THE TASK — Search the entries for the word "title". Copy each line in which it is found.

STUDY MATERIAL —
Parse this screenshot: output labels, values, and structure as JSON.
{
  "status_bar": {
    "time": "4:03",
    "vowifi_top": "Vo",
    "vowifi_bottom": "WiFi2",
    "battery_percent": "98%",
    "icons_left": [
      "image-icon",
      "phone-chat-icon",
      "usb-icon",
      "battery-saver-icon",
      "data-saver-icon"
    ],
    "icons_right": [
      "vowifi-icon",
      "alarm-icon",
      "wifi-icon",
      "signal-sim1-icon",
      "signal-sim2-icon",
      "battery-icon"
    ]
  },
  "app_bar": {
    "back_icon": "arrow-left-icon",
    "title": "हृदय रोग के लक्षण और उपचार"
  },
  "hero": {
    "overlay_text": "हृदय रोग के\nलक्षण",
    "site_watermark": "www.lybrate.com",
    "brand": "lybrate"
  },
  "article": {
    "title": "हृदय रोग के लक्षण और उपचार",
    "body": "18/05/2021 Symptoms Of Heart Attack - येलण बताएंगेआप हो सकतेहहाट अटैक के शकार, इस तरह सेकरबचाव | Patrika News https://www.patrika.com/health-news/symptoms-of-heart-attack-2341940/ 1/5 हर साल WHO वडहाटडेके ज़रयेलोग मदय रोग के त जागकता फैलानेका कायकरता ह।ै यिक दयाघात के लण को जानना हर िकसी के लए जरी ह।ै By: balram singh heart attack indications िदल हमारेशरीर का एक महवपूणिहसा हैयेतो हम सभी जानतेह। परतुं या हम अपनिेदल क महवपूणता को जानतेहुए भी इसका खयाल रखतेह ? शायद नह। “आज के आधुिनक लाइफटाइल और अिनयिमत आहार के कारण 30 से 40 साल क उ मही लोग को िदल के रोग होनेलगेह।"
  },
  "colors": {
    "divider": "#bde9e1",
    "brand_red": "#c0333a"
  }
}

ANSWER —
    "title": "हृदय रोग के लक्षण और उपचार"
    "title": "हृदय रोग के लक्षण और उपचार",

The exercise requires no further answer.